Molholt said larger owners and liner companies have planned for the transition and secured barges and direct contracts, but the imbalance is playing out in the tramp sectors and for smaller operators who had not prepared as well.
Adrian Tolson, insight lead at communications consultancy Blue, told TradeWinds that a vicious circle of tightness and availability is transferring itself across the world as everybody sees the same issues and looks elsewhere for fuel supplies.
“Singapore’s tightness is not product availability, but on the barging side,” he said. “VLSFO trading at nearly a $100-per-tonne premium to wholesale diesel is ridiculous. It does not make sense, but it is being driven by a lack of barges to deliver the distillate.

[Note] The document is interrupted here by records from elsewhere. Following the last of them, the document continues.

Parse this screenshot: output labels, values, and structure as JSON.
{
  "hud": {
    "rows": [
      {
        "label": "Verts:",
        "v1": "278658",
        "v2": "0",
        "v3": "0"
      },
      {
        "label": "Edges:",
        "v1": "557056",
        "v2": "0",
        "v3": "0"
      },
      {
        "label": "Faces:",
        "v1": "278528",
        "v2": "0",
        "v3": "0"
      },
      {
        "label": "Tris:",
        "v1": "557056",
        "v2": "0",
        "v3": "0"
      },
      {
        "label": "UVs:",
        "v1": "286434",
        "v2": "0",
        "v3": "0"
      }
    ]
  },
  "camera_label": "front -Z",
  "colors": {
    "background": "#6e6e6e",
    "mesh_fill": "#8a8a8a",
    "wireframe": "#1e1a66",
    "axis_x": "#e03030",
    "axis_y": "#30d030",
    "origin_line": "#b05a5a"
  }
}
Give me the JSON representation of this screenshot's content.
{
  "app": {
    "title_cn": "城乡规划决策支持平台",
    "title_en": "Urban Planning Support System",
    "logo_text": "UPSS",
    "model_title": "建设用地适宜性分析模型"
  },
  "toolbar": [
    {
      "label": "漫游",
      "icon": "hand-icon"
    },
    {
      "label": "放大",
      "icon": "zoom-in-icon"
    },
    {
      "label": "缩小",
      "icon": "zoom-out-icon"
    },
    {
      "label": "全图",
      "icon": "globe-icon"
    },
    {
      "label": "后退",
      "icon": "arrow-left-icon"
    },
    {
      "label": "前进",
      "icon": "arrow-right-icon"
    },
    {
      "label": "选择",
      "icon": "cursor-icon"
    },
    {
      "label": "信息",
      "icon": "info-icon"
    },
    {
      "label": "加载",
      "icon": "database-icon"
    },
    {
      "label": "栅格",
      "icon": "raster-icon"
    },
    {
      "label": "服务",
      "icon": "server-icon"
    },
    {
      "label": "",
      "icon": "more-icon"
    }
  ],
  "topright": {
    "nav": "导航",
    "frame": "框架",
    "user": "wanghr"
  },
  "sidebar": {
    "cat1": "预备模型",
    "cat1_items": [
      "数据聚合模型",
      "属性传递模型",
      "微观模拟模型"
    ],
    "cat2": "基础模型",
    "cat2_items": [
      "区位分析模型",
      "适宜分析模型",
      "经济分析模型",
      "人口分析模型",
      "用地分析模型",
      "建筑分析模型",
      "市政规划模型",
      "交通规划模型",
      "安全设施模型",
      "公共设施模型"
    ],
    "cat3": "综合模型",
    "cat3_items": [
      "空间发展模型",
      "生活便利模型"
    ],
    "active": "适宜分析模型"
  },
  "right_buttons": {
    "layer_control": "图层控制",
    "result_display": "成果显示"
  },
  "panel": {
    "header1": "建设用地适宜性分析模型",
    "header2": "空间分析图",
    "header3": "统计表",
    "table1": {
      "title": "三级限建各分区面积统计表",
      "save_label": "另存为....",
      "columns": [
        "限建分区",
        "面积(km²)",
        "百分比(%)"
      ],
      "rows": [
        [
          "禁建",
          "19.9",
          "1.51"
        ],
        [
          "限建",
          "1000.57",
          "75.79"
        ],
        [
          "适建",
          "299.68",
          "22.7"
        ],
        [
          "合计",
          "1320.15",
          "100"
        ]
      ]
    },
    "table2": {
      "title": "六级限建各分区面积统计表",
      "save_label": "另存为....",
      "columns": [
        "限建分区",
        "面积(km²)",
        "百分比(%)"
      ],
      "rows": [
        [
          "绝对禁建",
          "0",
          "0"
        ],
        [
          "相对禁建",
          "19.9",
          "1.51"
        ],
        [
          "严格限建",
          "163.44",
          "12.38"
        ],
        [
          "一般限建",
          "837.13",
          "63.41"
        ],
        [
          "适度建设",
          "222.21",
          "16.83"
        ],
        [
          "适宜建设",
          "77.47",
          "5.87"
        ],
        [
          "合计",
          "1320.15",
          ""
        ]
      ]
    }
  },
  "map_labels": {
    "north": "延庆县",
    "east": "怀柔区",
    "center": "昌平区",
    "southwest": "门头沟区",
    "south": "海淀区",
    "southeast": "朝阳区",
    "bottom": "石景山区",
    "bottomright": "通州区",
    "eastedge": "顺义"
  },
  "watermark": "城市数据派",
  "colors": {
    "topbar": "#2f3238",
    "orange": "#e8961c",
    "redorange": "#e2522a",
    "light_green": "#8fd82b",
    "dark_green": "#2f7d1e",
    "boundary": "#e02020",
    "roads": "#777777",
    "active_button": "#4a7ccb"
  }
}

You can be tempted by the diesel but cannot get it on the ships.”
Tommaso Panzeri, project manager at Italian supplier Bunker Energy, said similar issues were being seen in the Mediterranean, citing vessels diverting from Malta to its supply ports for fuel.
“The difficulty finding compliant product and the lack of barge tankage has caused a dramatic increase in demand that found many bunker suppliers unable to satisfy,” he said.
Ships have been facing long waiting lists at loading points, overbooking and congestion forcing them to go in search of suitable fuels.
Mikki Koskinen, managing director of Finnish bulker owner ESL Shipping, said it had encountered problems finding low-sulphur fuel.
"We have had a bit of a bottleneck and a delay in Gibraltar for our supramaxes, so we had to look elsewhere," he said.
Panzeri added that shortages of VLSFO have at points led to owners accepting any price to fill up, but pricing is fluctuating day by day, with competitive offers being traded at other times.
Most sources expected supply and pricing fluctuations to continue throughout the first quarter, but to die down as the market stabilises. However, Tolson added that the drawdown of floating storage could be an issue in the second quarter.